====== Supplied records ======

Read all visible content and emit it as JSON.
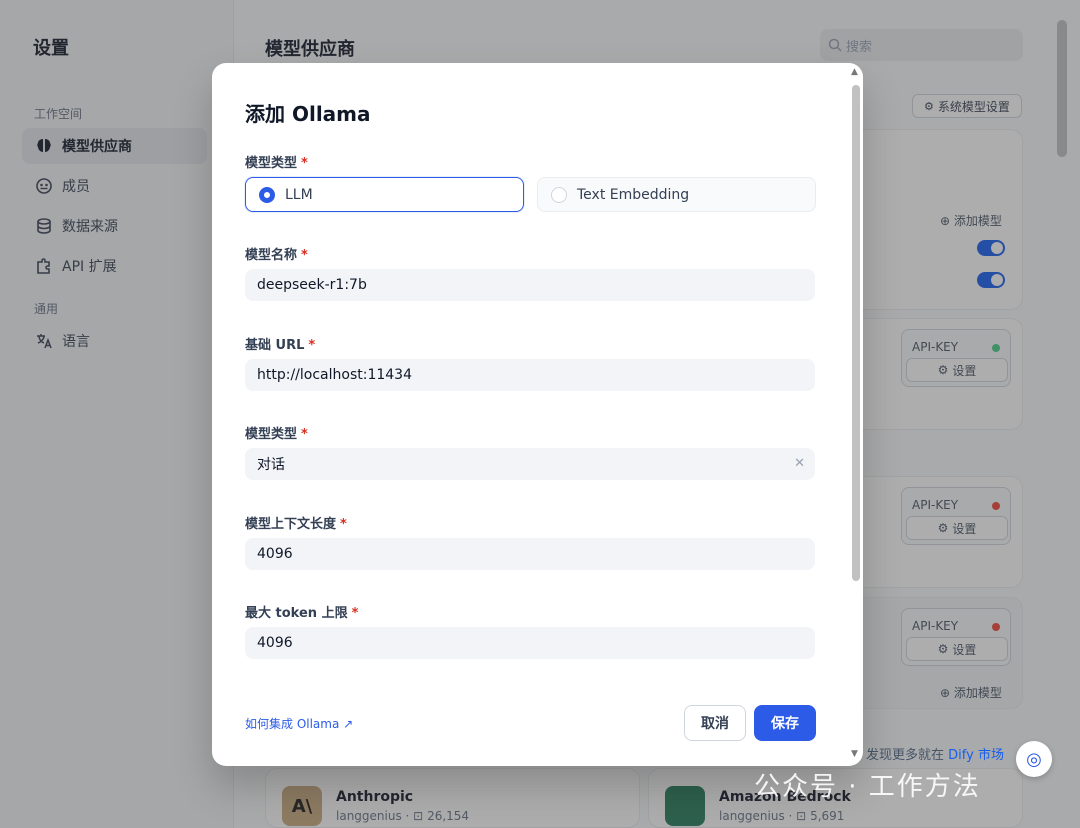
{
  "sidebar": {
    "title": "设置",
    "workspace_label": "工作空间",
    "items": [
      {
        "label": "模型供应商",
        "icon": "brain-icon"
      },
      {
        "label": "成员",
        "icon": "members-icon"
      },
      {
        "label": "数据来源",
        "icon": "database-icon"
      },
      {
        "label": "API 扩展",
        "icon": "puzzle-icon"
      }
    ],
    "general_label": "通用",
    "language": {
      "label": "语言",
      "icon": "translate-icon"
    }
  },
  "main": {
    "title": "模型供应商",
    "search_placeholder": "搜索",
    "system_model_settings": "系统模型设置",
    "add_model": "添加模型",
    "api_key": "API-KEY",
    "settings": "设置",
    "discover_text": "发现更多就在",
    "discover_link": "Dify 市场",
    "bottom_cards": [
      {
        "title": "Anthropic",
        "author": "langgenius",
        "count": "26,154"
      },
      {
        "title": "Amazon Bedrock",
        "author": "langgenius",
        "count": "5,691"
      }
    ]
  },
  "modal": {
    "title": "添加 Ollama",
    "model_type_label": "模型类型",
    "model_type_options": [
      "LLM",
      "Text Embedding"
    ],
    "model_type_selected": "LLM",
    "model_name_label": "模型名称",
    "model_name_value": "deepseek-r1:7b",
    "base_url_label": "基础 URL",
    "base_url_value": "http://localhost:11434",
    "model_kind_label": "模型类型",
    "model_kind_value": "对话",
    "context_length_label": "模型上下文长度",
    "context_length_value": "4096",
    "max_token_label": "最大 token 上限",
    "max_token_value": "4096",
    "help_link": "如何集成 Ollama",
    "cancel": "取消",
    "save": "保存",
    "required_mark": "*"
  },
  "watermark": "公众号 · 工作方法",
  "colors": {
    "primary": "#2c5be8",
    "status_green": "#47cd89",
    "status_red": "#f04438"
  }
}
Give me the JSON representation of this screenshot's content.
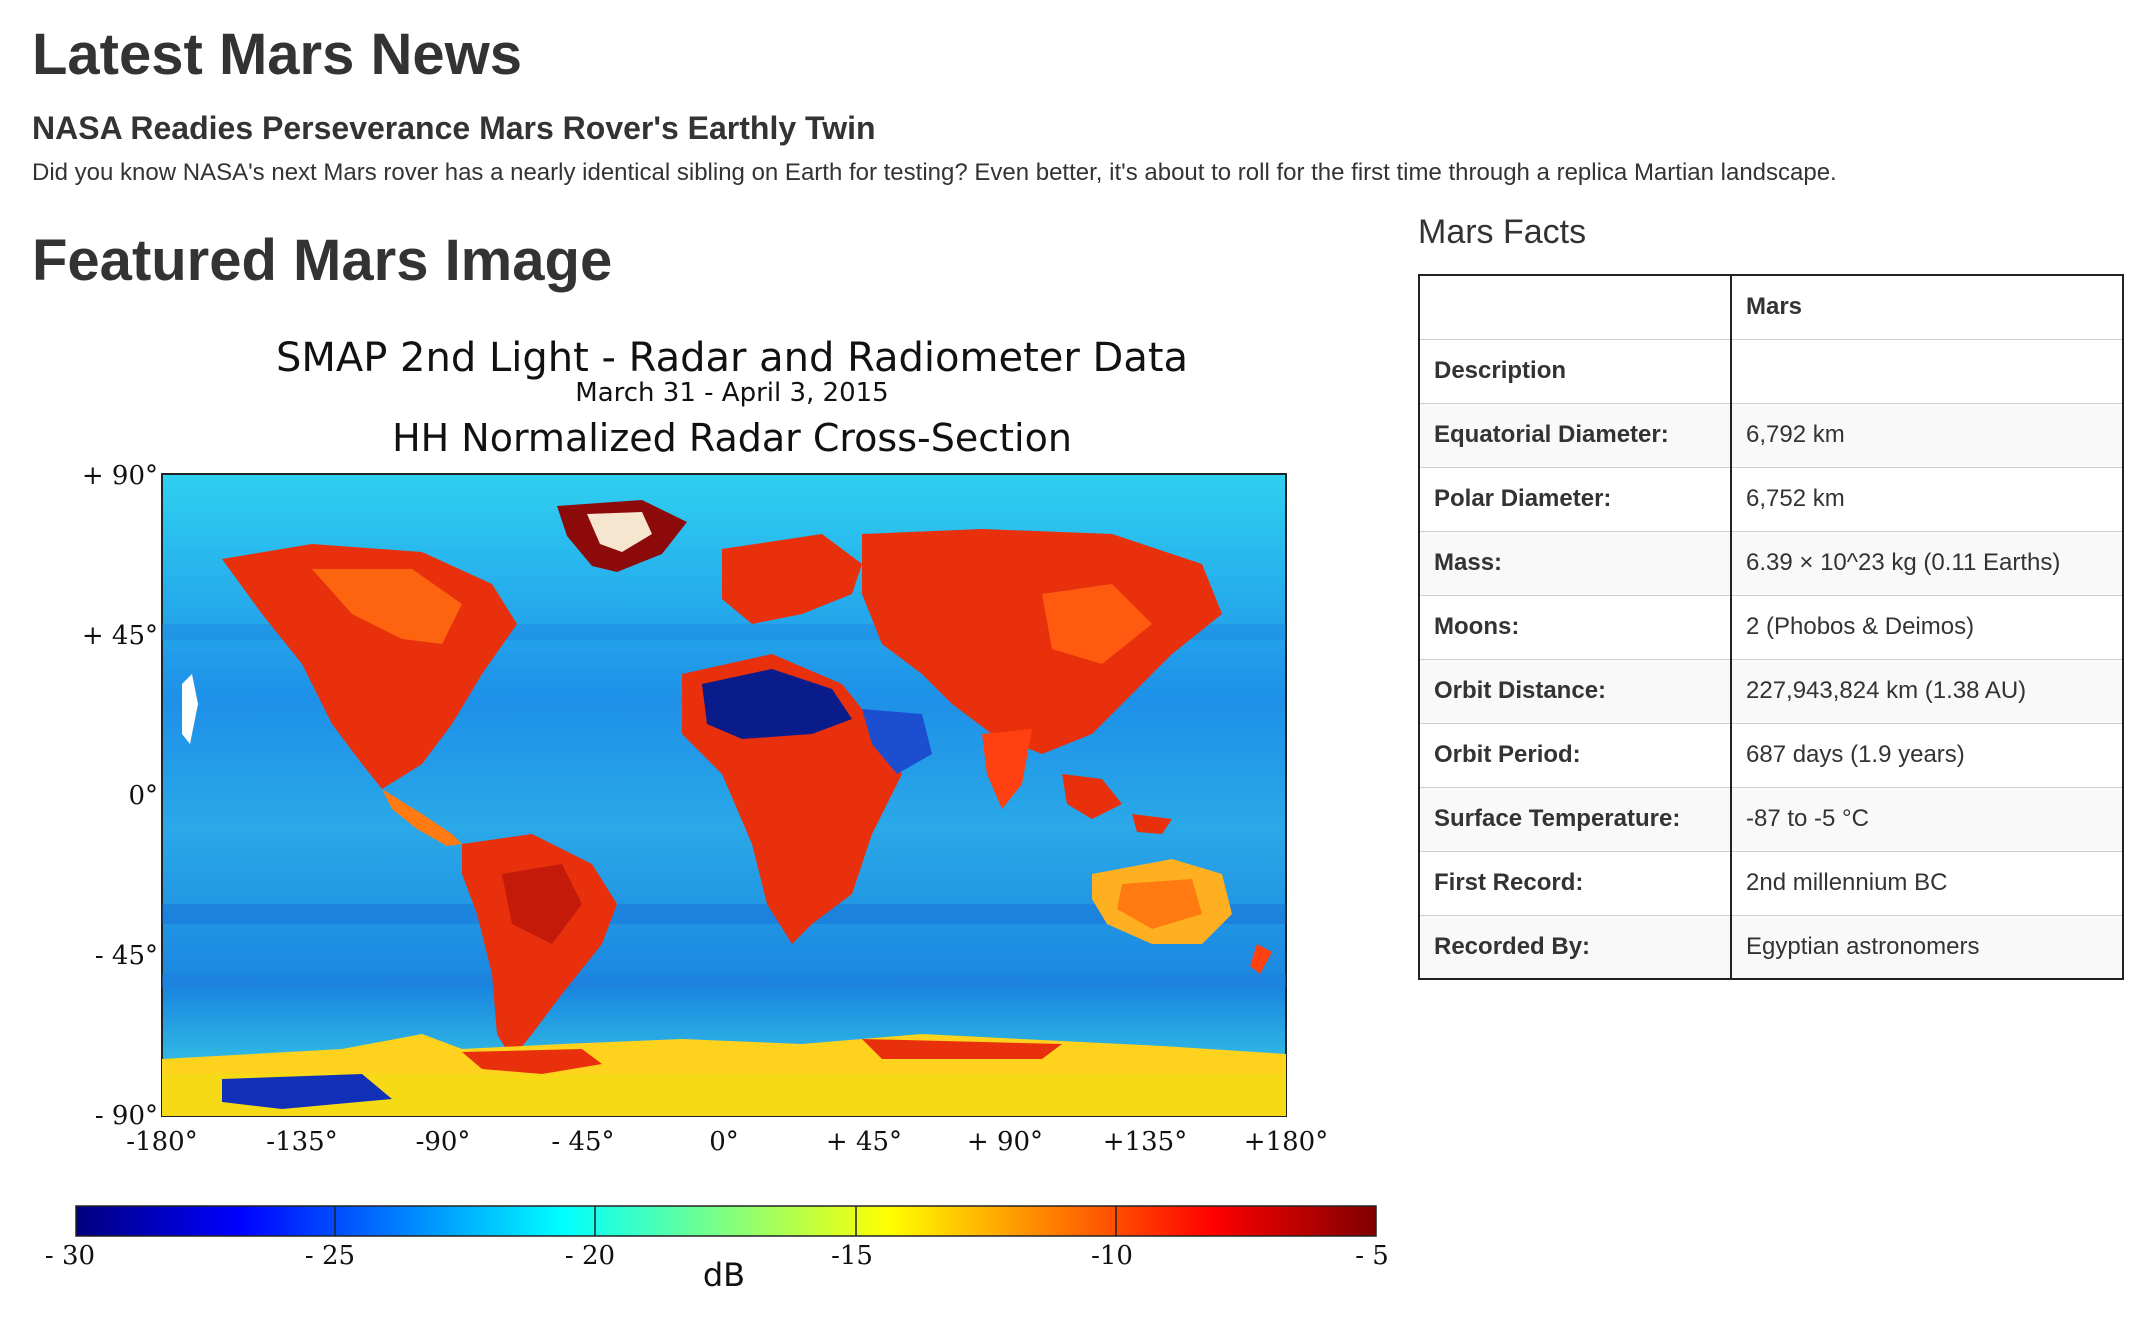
{
  "news": {
    "heading": "Latest Mars News",
    "title": "NASA Readies Perseverance Mars Rover's Earthly Twin",
    "teaser": "Did you know NASA's next Mars rover has a nearly identical sibling on Earth for testing? Even better, it's about to roll for the first time through a replica Martian landscape."
  },
  "featured": {
    "heading": "Featured Mars Image",
    "figure": {
      "title": "SMAP 2nd Light - Radar and Radiometer Data",
      "date": "March 31 - April 3, 2015",
      "subtitle": "HH Normalized Radar Cross-Section",
      "lat_ticks": [
        "+ 90°",
        "+ 45°",
        "0°",
        "- 45°",
        "- 90°"
      ],
      "lon_ticks": [
        "-180°",
        "-135°",
        "-90°",
        "- 45°",
        "0°",
        "+ 45°",
        "+ 90°",
        "+135°",
        "+180°"
      ],
      "colorbar_ticks": [
        "- 30",
        "- 25",
        "- 20",
        "-15",
        "-10",
        "- 5"
      ],
      "colorbar_label": "dB",
      "colors": {
        "ocean": "#2aa8e8",
        "land_hot": "#e8300c",
        "land_dark": "#8c0a0a",
        "desert": "#0a1c8c",
        "ice": "#ffd21e"
      }
    }
  },
  "facts": {
    "heading": "Mars Facts",
    "column_header": "Mars",
    "rows": [
      {
        "key": "Description",
        "value": ""
      },
      {
        "key": "Equatorial Diameter:",
        "value": "6,792 km"
      },
      {
        "key": "Polar Diameter:",
        "value": "6,752 km"
      },
      {
        "key": "Mass:",
        "value": "6.39 × 10^23 kg (0.11 Earths)"
      },
      {
        "key": "Moons:",
        "value": "2 (Phobos & Deimos)"
      },
      {
        "key": "Orbit Distance:",
        "value": "227,943,824 km (1.38 AU)"
      },
      {
        "key": "Orbit Period:",
        "value": "687 days (1.9 years)"
      },
      {
        "key": "Surface Temperature:",
        "value": "-87 to -5 °C"
      },
      {
        "key": "First Record:",
        "value": "2nd millennium BC"
      },
      {
        "key": "Recorded By:",
        "value": "Egyptian astronomers"
      }
    ]
  }
}
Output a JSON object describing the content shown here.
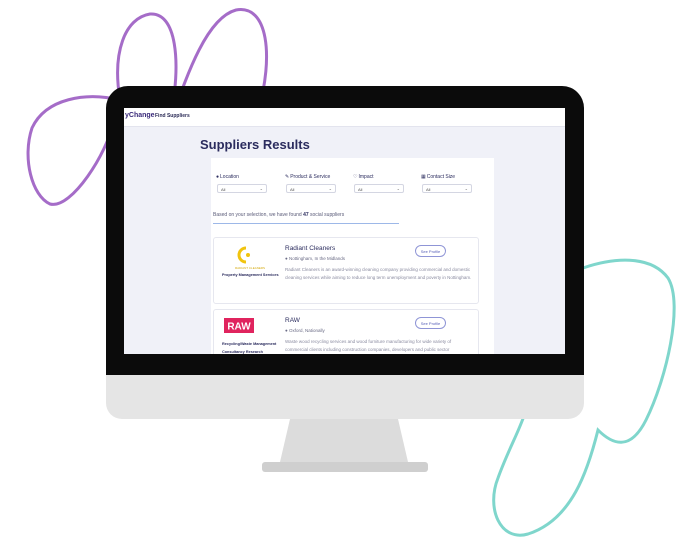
{
  "app": {
    "brand": "yChange",
    "nav_link": "Find Suppliers"
  },
  "page": {
    "title": "Suppliers Results"
  },
  "filters": [
    {
      "label": "Location",
      "icon": "map-pin-icon",
      "value": "All"
    },
    {
      "label": "Product & Service",
      "icon": "wrench-icon",
      "value": "All"
    },
    {
      "label": "Impact",
      "icon": "heart-icon",
      "value": "All"
    },
    {
      "label": "Contact Size",
      "icon": "grid-icon",
      "value": "All"
    }
  ],
  "results": {
    "prefix": "Based on your selection, we have found ",
    "count": "47",
    "suffix": " social suppliers"
  },
  "suppliers": [
    {
      "name": "Radiant Cleaners",
      "location": "Nottingham, In the Midlands",
      "category": "Property Management Services",
      "logo_text": "RADIANT CLEANERS",
      "description": "Radiant Cleaners is an award-winning cleaning company providing commercial and domestic cleaning services while aiming to reduce long term unemployment and poverty in Nottingham.",
      "button": "See Profile"
    },
    {
      "name": "RAW",
      "location": "Oxford, Nationally",
      "category": "Recycling/Waste Management Consultancy Research",
      "logo_text": "RAW",
      "description": "Waste wood recycling services and wood furniture manufacturing for wide variety of commercial clients including construction companies, developers and public sector",
      "button": "See Profile"
    }
  ],
  "colors": {
    "purple_doodle": "#a56cc8",
    "teal_doodle": "#7fd6cc",
    "title": "#2b2c5e",
    "raw_logo": "#e0245e",
    "radiant_logo": "#f1c40f"
  }
}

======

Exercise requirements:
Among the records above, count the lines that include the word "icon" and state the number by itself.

Solution for this exercise:
9